Did the Chinese and Americans talk over lunch or was it the most cursory of contacts? What was the banter like? Any veiled threats or coercion as forks and knives went into action? Unless the defence heavyweights dined on Haggis or puked over their sushi, I think the story on their lunch menu should be given a rest this year. It is done to death already.

Another template report surrounds the press interview usually granted by the United States Secretary of Defense (Secdef). News reports on the words that fall from the lips of Secdef of world's most powerful nation should not be done at the expense of regional players whose impact on the geo-strategic environment also count.
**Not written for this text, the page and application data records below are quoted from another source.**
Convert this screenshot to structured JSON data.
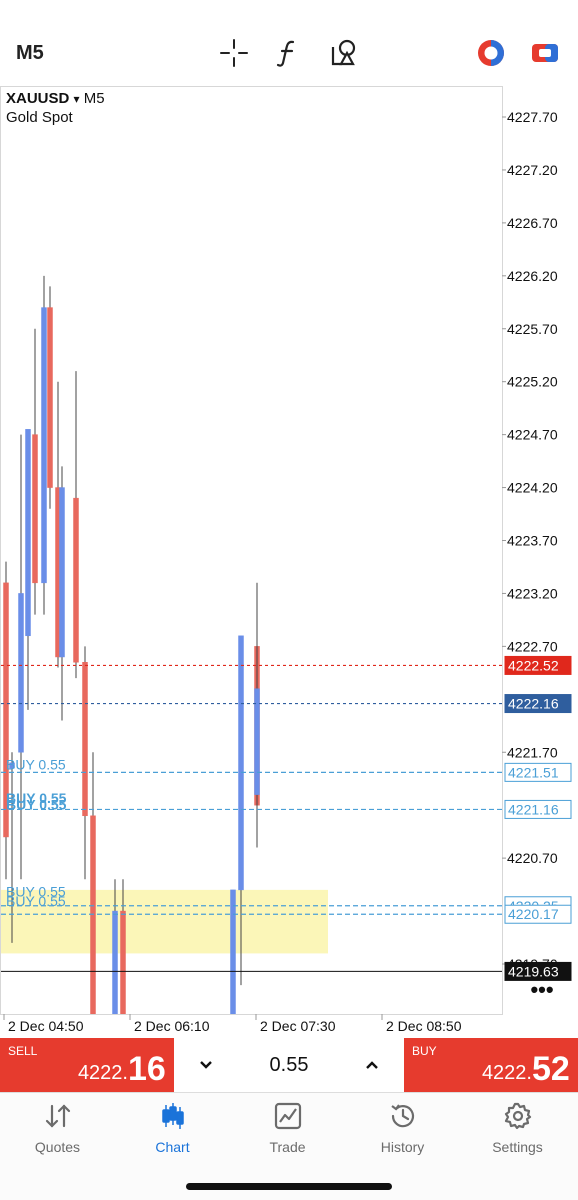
{
  "toolbar": {
    "timeframe": "M5",
    "icons": [
      "crosshair-icon",
      "indicators-icon",
      "objects-icon",
      "trade-mode-icon",
      "one-click-trading-icon"
    ]
  },
  "chart_header": {
    "symbol": "XAUUSD",
    "dropdown": "▾",
    "timeframe": "M5",
    "description": "Gold Spot"
  },
  "chart_data": {
    "type": "candlestick",
    "ylim": [
      4219.4,
      4228.0
    ],
    "y_ticks": [
      "4227.70",
      "4227.20",
      "4226.70",
      "4226.20",
      "4225.70",
      "4225.20",
      "4224.70",
      "4224.20",
      "4223.70",
      "4223.20",
      "4222.70",
      "4221.70",
      "4220.70",
      "4219.70"
    ],
    "x_ticks": [
      "2 Dec 04:50",
      "2 Dec 06:10",
      "2 Dec 07:30",
      "2 Dec 08:50"
    ],
    "candles": [
      {
        "o": 4223.3,
        "h": 4223.5,
        "l": 4220.5,
        "c": 4220.9,
        "dir": "down"
      },
      {
        "o": 4221.55,
        "h": 4221.7,
        "l": 4219.9,
        "c": 4221.6,
        "dir": "up"
      },
      {
        "o": 4221.7,
        "h": 4224.7,
        "l": 4220.5,
        "c": 4223.2,
        "dir": "up"
      },
      {
        "o": 4222.8,
        "h": 4224.7,
        "l": 4222.1,
        "c": 4224.75,
        "dir": "up"
      },
      {
        "o": 4224.7,
        "h": 4225.7,
        "l": 4223.0,
        "c": 4223.3,
        "dir": "down"
      },
      {
        "o": 4223.3,
        "h": 4226.2,
        "l": 4223.0,
        "c": 4225.9,
        "dir": "up"
      },
      {
        "o": 4225.9,
        "h": 4226.1,
        "l": 4224.0,
        "c": 4224.2,
        "dir": "down"
      },
      {
        "o": 4224.2,
        "h": 4225.2,
        "l": 4222.5,
        "c": 4222.6,
        "dir": "down"
      },
      {
        "o": 4222.6,
        "h": 4224.4,
        "l": 4222.0,
        "c": 4224.2,
        "dir": "up"
      },
      {
        "o": 4224.1,
        "h": 4225.3,
        "l": 4222.4,
        "c": 4222.55,
        "dir": "down"
      },
      {
        "o": 4222.55,
        "h": 4222.7,
        "l": 4220.5,
        "c": 4221.1,
        "dir": "down"
      },
      {
        "o": 4221.1,
        "h": 4221.7,
        "l": 4218.5,
        "c": 4218.8,
        "dir": "down"
      },
      {
        "o": 4218.8,
        "h": 4220.5,
        "l": 4218.6,
        "c": 4220.2,
        "dir": "up"
      },
      {
        "o": 4220.2,
        "h": 4220.5,
        "l": 4218.6,
        "c": 4218.9,
        "dir": "down"
      },
      {
        "o": 4219.0,
        "h": 4220.4,
        "l": 4218.8,
        "c": 4220.4,
        "dir": "up"
      },
      {
        "o": 4220.4,
        "h": 4222.8,
        "l": 4219.5,
        "c": 4222.8,
        "dir": "up"
      },
      {
        "o": 4222.7,
        "h": 4223.3,
        "l": 4221.1,
        "c": 4221.2,
        "dir": "down"
      },
      {
        "o": 4221.3,
        "h": 4223.3,
        "l": 4220.8,
        "c": 4222.3,
        "dir": "up"
      }
    ],
    "price_lines": [
      {
        "label": "4222.52",
        "value": 4222.52,
        "kind": "ask",
        "color": "#e0281c"
      },
      {
        "label": "4222.16",
        "value": 4222.16,
        "kind": "bid",
        "color": "#2f5e9e"
      },
      {
        "label": "4221.51",
        "value": 4221.51,
        "kind": "order",
        "color": "#4a9fd6"
      },
      {
        "label": "4221.16",
        "value": 4221.16,
        "kind": "order",
        "color": "#4a9fd6"
      },
      {
        "label": "4220.25",
        "value": 4220.25,
        "kind": "order",
        "color": "#4a9fd6"
      },
      {
        "label": "4220.17",
        "value": 4220.17,
        "kind": "order",
        "color": "#4a9fd6"
      },
      {
        "label": "4219.63",
        "value": 4219.63,
        "kind": "last",
        "color": "#111111"
      }
    ],
    "order_labels": [
      {
        "text": "BUY 0.55",
        "value": 4221.51,
        "bold": false
      },
      {
        "text": "BUY 0.55",
        "value": 4221.19,
        "bold": true
      },
      {
        "text": "BUY 0.55",
        "value": 4221.13,
        "bold": true
      },
      {
        "text": "BUY 0.55",
        "value": 4220.31,
        "bold": false
      },
      {
        "text": "BUY 0.55",
        "value": 4220.22,
        "bold": false
      }
    ],
    "zone": {
      "from": 4219.8,
      "to": 4220.4,
      "color": "#fbf6b8"
    },
    "colors": {
      "up": "#6a8ee8",
      "down": "#e8695e",
      "wick": "#444444",
      "order": "#4a9fd6"
    }
  },
  "trade": {
    "sell_label": "SELL",
    "sell_price_prefix": "4222.",
    "sell_price_big": "16",
    "buy_label": "BUY",
    "buy_price_prefix": "4222.",
    "buy_price_big": "52",
    "volume": "0.55",
    "down_glyph": "⌄",
    "up_glyph": "⌃"
  },
  "tabs": [
    {
      "label": "Quotes",
      "icon": "quotes-icon",
      "active": false
    },
    {
      "label": "Chart",
      "icon": "chart-icon",
      "active": true
    },
    {
      "label": "Trade",
      "icon": "trade-icon",
      "active": false
    },
    {
      "label": "History",
      "icon": "history-icon",
      "active": false
    },
    {
      "label": "Settings",
      "icon": "settings-icon",
      "active": false
    }
  ],
  "colors": {
    "sell": "#e63b2e",
    "buy": "#e63b2e",
    "accent": "#1a73d9"
  }
}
Yes, it would take some legwork to get such nuggets of information. But cultivating a staff officer from the assorted official entourages to give a non-attributable yet credible account of the state of play should be the end goal of defence correspondents assigned to watch the ASS Asia Security Summit.

Just compare the copy filed by the bevy of Pentagon correspondents who trail in Secdef Leon Panetta's wake to get an idea of how it should be done.

1 comment:

Anonymous said...

I'm S'porean living overseas so my access to the Shangri-la Dialogue is mainly from online sources like Reuters, DefenseNews, and youtube. You're probably aware IISS has series of videos from the recent Asia Security Summit at:
I agree with your assessment on the importance of what participant say, and what goes on behind the scene has massive strategic implications for the region (such as China sending it's Def Min for the 1st time to diffuse tension with Asean states last year regarding it's rising military spending).
The local media probably did not put these reports on the front pages as most of the ~3.5 million S'poreans are apathetic about these meetings. In countries with larger populations, there's naturally a larger number of people more interested in these issues.